Today History Wednesday travels back to 1917, but not to the bleak, war-torn landscape often associated with that year. Instead this story takes place in the countryside of Great Britain, specifically a town called Cottingley in West Yorkshire. It was here in this unassuming hamlet nearly a century ago that two girls pulled off a hoax that bamboozled an entire nation and made a very famous author look foolish indeed.

And so it was in this pastoral environment of rural north-central England that 16-year-old Elsie Wright and her 10-year-old cousin, Frances Griffiths, often found themselves dirty and wet after playing in the stream near their home. They explained to their exasperated mothers that they frequented the area because fairies lived there.

One day, the girls decided to “prove” it. Arthur Wright, Elsie’s father, was an amateur photographer who had set up a darkroom on the property. Consequently Elsie – a gifted artist – was somewhat adept at photography as well. Using illustrations from Princess Mary’s Gift Book, the girls made several two-dimensional fairy drawings. Elsie then took a picture of Frances with the figures.

Cottingley_Fairies_1

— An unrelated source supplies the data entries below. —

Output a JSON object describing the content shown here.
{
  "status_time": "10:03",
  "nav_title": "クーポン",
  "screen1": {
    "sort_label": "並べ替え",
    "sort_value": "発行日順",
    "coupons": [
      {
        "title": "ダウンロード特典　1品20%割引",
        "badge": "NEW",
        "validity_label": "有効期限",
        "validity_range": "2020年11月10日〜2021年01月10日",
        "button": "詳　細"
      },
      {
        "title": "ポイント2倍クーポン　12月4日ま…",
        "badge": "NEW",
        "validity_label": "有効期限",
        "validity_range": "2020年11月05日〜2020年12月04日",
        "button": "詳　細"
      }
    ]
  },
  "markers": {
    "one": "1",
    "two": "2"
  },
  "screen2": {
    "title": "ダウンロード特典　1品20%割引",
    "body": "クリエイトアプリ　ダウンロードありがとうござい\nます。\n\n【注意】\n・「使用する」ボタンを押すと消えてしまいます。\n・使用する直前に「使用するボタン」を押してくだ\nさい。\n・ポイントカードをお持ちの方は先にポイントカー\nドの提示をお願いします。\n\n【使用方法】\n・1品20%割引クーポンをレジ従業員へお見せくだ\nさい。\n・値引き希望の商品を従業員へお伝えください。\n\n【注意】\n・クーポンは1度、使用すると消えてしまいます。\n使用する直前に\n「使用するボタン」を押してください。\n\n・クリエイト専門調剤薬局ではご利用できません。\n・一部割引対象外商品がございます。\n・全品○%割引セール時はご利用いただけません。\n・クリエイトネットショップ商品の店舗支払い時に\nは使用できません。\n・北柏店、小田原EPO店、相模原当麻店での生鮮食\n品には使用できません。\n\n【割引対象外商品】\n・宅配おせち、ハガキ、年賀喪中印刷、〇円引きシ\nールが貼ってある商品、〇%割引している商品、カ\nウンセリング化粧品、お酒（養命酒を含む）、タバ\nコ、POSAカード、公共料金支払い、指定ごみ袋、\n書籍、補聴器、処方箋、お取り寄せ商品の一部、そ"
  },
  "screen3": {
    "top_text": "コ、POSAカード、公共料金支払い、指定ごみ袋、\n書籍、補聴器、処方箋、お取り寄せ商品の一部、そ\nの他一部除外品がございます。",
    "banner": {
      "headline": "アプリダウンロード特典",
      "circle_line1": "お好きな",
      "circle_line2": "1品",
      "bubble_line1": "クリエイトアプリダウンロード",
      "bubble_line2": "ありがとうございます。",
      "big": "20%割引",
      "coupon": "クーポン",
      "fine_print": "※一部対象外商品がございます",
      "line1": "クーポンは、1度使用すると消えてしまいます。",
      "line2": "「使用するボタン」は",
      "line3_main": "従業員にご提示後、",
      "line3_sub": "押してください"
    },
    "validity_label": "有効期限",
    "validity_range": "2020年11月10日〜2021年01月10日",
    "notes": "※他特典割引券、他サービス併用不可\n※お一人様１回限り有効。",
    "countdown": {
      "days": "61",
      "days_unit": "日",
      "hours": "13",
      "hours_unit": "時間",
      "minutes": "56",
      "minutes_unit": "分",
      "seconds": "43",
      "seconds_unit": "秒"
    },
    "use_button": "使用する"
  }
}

Pictured: Photoshoppe -13.0.

A couple months later the girls repeated the prank, posing Elsie with a “gnome.” Arthur Wright, who was sick and tired of the girls screwing around with his equipment, forbade them access to the camera after that.

That should have been the end of it right there. However, Elsie’s mother, Polly, believed the photographs were the real deal. A couple years after the incident she took them to a local meeting of the Theosophical Society, a group that researched esoterica such as, you know, fairies.

learyalbum

Kind of like this, but without the LSD.

Needless to say, the photos were a big hit. Edward Gardner, a leading member of the Theosophical Society, became their prime apologist. After they were featured at the society’s national conference, they were “authenticated” by a guy who merely said the negatives weren’t tampered with (which was true). But hell, close enough, right?

Well, they were close enough for a certain Sir Arthur Conan Doyle, an active Spiritualist who learned about the photographs through his editorial contacts. As the more astute among you know, Conan Doyle was a famous Scottish author best known for creating a character named Sherlock Holmes. He totally bought the “fairies are real” line, even after the photographic companies Kodak and Ilford expressed their, um, doubts.

Conan_doyle

The mustache, however, is obviously fake.

That’s when things started getting seriously stupid.

In order to corroborate the “evidence,” Conan Doyle sent Gardner to Cottingley to meet the Wright family and get some more fairy photographs. Gardner brought with him two new Kodak cameras and some marked photographic plates. He taught the girls how to use the cameras and then left, charging them with taking the pictures themselves. The girls in turn would only take photographs when no one else was around, as they were the only ones the “fairies” trusted. Sure enough, three new fairy photographs appeared and the plates were dutifully shipped back to Gardner in London.

CottingleyFairies4

“Hey, hey. Let’s tell them we found a way to turn brown sauce into diamonds. They’ll totally go for it!”

So did Gardner or Conan Doyle catch on? Oh, hell no! Upon hearing of the new photographs, Conan Doyle replied:

I had your note and the three wonderful pictures which are confirmatory of our published results. When our fairies are admitted other psychic phenomena will find a more ready acceptance.

Conan Doyle triumphantly published his findings in December 1920. While some fell for the hoax, many others were quick to call bullshit. In other words, the world wasn’t completely stupid in 1920 after all. As for Elsie and Francis, they finally owned up to the hoax.

In 1983.